What the task asks> Restate the entries word for word, omitting nothing.

Data shown>
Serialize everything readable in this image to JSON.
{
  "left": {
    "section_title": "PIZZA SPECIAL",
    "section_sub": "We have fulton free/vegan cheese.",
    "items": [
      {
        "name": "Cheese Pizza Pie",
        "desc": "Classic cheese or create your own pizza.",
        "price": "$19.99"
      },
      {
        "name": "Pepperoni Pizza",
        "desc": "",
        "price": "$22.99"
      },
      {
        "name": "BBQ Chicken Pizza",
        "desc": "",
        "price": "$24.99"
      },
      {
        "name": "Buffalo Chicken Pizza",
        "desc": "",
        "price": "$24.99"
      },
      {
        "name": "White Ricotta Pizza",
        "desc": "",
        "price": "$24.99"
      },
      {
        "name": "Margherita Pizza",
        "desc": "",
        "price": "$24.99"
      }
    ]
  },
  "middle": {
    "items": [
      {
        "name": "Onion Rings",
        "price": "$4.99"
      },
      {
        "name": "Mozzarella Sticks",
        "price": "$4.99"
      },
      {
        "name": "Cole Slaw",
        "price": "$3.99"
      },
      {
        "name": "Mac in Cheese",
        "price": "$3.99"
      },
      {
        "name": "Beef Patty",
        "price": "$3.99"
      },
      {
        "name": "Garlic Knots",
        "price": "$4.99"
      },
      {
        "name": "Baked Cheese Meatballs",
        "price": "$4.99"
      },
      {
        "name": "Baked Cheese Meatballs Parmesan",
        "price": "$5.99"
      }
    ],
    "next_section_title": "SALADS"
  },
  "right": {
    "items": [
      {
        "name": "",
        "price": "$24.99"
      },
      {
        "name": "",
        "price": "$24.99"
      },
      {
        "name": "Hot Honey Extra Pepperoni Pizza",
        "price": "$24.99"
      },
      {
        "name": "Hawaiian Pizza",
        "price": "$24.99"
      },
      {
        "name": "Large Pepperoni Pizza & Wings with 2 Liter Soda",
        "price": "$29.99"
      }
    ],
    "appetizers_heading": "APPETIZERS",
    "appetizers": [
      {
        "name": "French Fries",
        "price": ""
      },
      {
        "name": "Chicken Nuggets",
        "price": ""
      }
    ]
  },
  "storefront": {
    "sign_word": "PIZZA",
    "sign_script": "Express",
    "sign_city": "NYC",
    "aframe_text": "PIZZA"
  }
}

Output for this exercise>
Serialize everything readable in this image to JSON.
{
  "left": {
    "section_title": "PIZZA SPECIAL",
    "section_sub": "We have fulton free/vegan cheese.",
    "items": [
      {
        "name": "Cheese Pizza Pie",
        "desc": "Classic cheese or create your own pizza.",
        "price": "$19.99"
      },
      {
        "name": "Pepperoni Pizza",
        "desc": "",
        "price": "$22.99"
      },
      {
        "name": "BBQ Chicken Pizza",
        "desc": "",
        "price": "$24.99"
      },
      {
        "name": "Buffalo Chicken Pizza",
        "desc": "",
        "price": "$24.99"
      },
      {
        "name": "White Ricotta Pizza",
        "desc": "",
        "price": "$24.99"
      },
      {
        "name": "Margherita Pizza",
        "desc": "",
        "price": "$24.99"
      }
    ]
  },
  "middle": {
    "items": [
      {
        "name": "Onion Rings",
        "price": "$4.99"
      },
      {
        "name": "Mozzarella Sticks",
        "price": "$4.99"
      },
      {
        "name": "Cole Slaw",
        "price": "$3.99"
      },
      {
        "name": "Mac in Cheese",
        "price": "$3.99"
      },
      {
        "name": "Beef Patty",
        "price": "$3.99"
      },
      {
        "name": "Garlic Knots",
        "price": "$4.99"
      },
      {
        "name": "Baked Cheese Meatballs",
        "price": "$4.99"
      },
      {
        "name": "Baked Cheese Meatballs Parmesan",
        "price": "$5.99"
      }
    ],
    "next_section_title": "SALADS"
  },
  "right": {
    "items": [
      {
        "name": "",
        "price": "$24.99"
      },
      {
        "name": "",
        "price": "$24.99"
      },
      {
        "name": "Hot Honey Extra Pepperoni Pizza",
        "price": "$24.99"
      },
      {
        "name": "Hawaiian Pizza",
        "price": "$24.99"
      },
      {
        "name": "Large Pepperoni Pizza & Wings with 2 Liter Soda",
        "price": "$29.99"
      }
    ],
    "appetizers_heading": "APPETIZERS",
    "appetizers": [
      {
        "name": "French Fries",
        "price": ""
      },
      {
        "name": "Chicken Nuggets",
        "price": ""
      }
    ]
  },
  "storefront": {
    "sign_word": "PIZZA",
    "sign_script": "Express",
    "sign_city": "NYC",
    "aframe_text": "PIZZA"
  }
}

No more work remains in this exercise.